|US5959384 *||Jun 5, 1998||Sep 28, 1999||Mfm Technology, Inc.||Brushless motor housing assembly|
|US6034465 *||Jul 30, 1998||Mar 7, 2000||Shurfle Pump Manufacturing Co.||Pump driven by brushless motor|
|US20080030088 *||Jul 18, 2007||Feb 7, 2008||Daniel Gizaw||Compact integrated brushless permanent-magnet motor & drive|
|US20120280511 *||Mar 26, 2010||Nov 8, 2012||Uffe Eriksen||Direct Drive Wind Turbine With A Cooling System|
|U.S. Classification||310/64, 361/704, 310/268, 361/707, 310/68.00R, 361/715|
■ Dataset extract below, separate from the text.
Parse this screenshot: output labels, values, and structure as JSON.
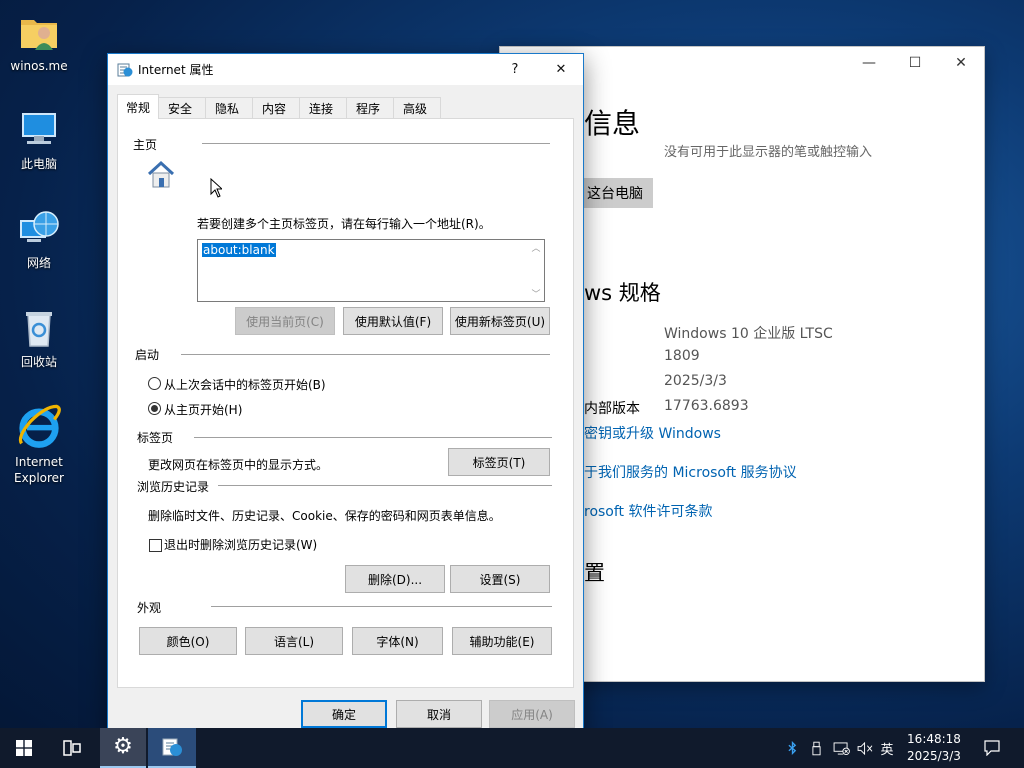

|International Classification||H02K29/00, H02K9/22|
|Cooperative Classification||H02K9/22, H02K11/33|
|European Classification||H02K11/00H1, H02K9/22|
|May 26, 1995||AS||Assignment|
Owner name: EASTMAN KODAK COMPANY, NEW YORK
Free format text: ASSIGNMENT OF ASSIGNORS INTEREST;ASSIGNORS:STEPHANY, THOMAS M.;KENNY, GARY R.;LEE, JAMES K.;REEL/FRAME:007530/0539
Effective date: 19950525
|Apr 26, 2001||FPAY||Fee payment|
Year of fee payment: 4
|Jun 2, 2005||REMI||Maintenance fee reminder mailed|
|Nov 14, 2005||LAPS||Lapse for failure to pay maintenance fees|
|Jan 10, 2006||FP||Expired due to failure to pay maintenance fee|
Effective date: 20051111